So long as the government determines what’s free to be said.
There’s this American rock band, all of whose members are of Asian heritage, who call themselves The Slants. When they tried to trademark their name, the US Patent Office refused, claiming the name is “disparaging.” The matter is now before the US Court of Appeals for the Federal Circuit, which is the appellate court that hears such cases. The Court is hearing the matter en banc, or the whole court is handling the appeal instead of the usual three-judge panel.
The government is censoring naming. At oral argument,
Judge Kimberly Moore asked what would happen if the government started rejecting copyrights for controversial art or other expressive works as it is doing with trademarks.
Would there be “no more porn? No more crucifixes in urine?”
The government is arguing, and it’s serious,
[T]he law governing trademark registrations does not violate the First Amendment…. Its purpose is not “to help people to make a political statement or prevent people from making political statement[.],

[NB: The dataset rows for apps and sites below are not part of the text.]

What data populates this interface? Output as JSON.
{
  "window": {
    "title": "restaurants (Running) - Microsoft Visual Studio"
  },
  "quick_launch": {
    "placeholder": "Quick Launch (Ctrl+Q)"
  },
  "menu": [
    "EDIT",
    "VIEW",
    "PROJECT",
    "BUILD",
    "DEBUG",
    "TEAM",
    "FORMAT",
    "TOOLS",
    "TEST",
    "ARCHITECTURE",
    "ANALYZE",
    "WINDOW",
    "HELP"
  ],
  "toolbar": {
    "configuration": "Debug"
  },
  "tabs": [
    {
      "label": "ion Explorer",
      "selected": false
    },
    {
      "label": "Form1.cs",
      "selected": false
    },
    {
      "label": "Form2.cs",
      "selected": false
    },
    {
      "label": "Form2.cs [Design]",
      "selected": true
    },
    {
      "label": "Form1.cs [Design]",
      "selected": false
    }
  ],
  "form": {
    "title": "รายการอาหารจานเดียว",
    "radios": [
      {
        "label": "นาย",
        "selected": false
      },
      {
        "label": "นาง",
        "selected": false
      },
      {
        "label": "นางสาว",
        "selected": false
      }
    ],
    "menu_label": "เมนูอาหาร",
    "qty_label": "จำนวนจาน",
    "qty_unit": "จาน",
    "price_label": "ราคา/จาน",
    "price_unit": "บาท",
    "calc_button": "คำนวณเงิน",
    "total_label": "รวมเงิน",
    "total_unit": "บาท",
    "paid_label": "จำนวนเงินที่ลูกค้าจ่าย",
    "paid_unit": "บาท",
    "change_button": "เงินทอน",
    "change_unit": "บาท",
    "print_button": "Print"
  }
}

Indeed. However, the government’s lawyer, Daniel Terry, is arguing that Government is the one that will determine what is political speech that the government must protect and what is not political speech that the government gets to censor. And Terry argued with that claim that Government has determined that a name can never be political speech.